He doesn’t quit glaring but he doesn’t push it. Johanna flops on one of the couches, pulls out her flask and cigarettes, offers both around. Finnick takes the flask while she lights up, hands it back. She drinks, waits till the cigarette’s burned halfway down, letting her brain spin.
“Okay,” she says, finally, and Finnick smirks.
“Knew you’d be game,” Finnick says.
“I call dibs on putting an ax in that fucker’s head,” Johanna says.
Finnick laughs, not funny at all. “Oh, girl, you’re gonna have to fight me for that one.”
The woman looks between them, nods. “Finnick will show you the dead drop and the ciphers,” she says. “I need to go.”
“Bye, Lysistrata,” Finnick says. Johanna just waves.
When they’re alone in the room, Finnick sits down next to her. Leaves some space, leans back against the couch. “Ready for the gossip?” he asks, letting his head fall to one side so he’s looking at her.

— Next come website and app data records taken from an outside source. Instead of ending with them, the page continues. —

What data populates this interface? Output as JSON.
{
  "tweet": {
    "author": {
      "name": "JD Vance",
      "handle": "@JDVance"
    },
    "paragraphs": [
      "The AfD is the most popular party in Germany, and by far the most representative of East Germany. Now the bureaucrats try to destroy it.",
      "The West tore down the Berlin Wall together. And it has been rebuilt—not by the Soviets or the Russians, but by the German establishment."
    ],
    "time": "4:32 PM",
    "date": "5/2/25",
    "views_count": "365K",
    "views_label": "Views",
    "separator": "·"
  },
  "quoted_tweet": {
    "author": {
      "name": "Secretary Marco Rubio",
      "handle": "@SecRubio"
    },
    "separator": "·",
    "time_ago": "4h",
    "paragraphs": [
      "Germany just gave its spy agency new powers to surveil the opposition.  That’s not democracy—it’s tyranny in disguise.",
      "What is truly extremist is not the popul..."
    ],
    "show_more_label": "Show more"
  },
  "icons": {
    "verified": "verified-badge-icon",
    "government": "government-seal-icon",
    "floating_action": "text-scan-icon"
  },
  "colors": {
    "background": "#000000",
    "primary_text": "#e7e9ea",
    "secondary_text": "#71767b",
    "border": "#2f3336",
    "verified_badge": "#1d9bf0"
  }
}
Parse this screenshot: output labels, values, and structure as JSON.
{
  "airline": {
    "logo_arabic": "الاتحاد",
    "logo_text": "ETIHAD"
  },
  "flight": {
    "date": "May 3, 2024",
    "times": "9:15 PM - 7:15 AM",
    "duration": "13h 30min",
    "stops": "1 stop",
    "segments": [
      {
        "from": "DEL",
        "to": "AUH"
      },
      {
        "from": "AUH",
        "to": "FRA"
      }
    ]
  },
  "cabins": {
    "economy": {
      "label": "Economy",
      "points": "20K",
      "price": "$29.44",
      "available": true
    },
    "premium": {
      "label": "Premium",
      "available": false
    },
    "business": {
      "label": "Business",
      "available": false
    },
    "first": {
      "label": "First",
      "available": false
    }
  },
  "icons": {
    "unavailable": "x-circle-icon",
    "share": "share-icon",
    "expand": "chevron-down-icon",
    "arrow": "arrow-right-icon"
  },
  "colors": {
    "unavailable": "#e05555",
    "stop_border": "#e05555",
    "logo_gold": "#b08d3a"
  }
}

Johanna has just a flash of wanting to touch him, to kiss him, to climb onto his lap and ask him to fuck her out of a mixed-up combination of adrenaline and loneliness. His eyes flicker away from her as though he can see her thoughts, and fuck, maybe he can, it’s probably a good skill of the kind she was never any good at. But she won’t do that to Finnick. Won’t do it to herself, turn her friend into a fucking sex toy. That’s what the Capitol kids are for.
“Whatever,” Johanna says. “I got used to ignoring that a long time ago.”
Finnick smiles, wry. And he looks drained, like having emotions would be too much work so he’s just…not. “Smart girl,” he says.
“What, you pay attention?”
He looks away. “Have to,” he says. “This gets taken too serious, I get told off for seeming unavailable.”
“Oh for fuck’s sake,” Johanna bursts out. He huffs a half-laugh and she rolls her eyes. “I can fix that,” she says. At least that’s one useful thing she can do. “Apparently I’m supposed to buddy up with Julius, two birds with one stone, I’ll get caught fucking him on camera or something, problem solved.”
“Yeah,” Finnick says, getting to his feet and scrubbing his hands through his hair. “That oughta work.” He reaches over, puts one hand on Johanna’s head, tousles her hair then pulls, just enough to sting.
“Hey!” she shoves him, laughing with—she’s not sure what. Adrenaline backwash, possibilities and plans to make and a future beyond decades of Arenas until she dies. He pushes back, and they end up wrestling on the floor until he pins her hands above her head and looks her in the eye.
“Thanks, Jo,” he says, serious.
“Let’s get the fuckers,” she says, pulling her hands away, and they get up, don’t bother to straighten their clothes, walk out smiling.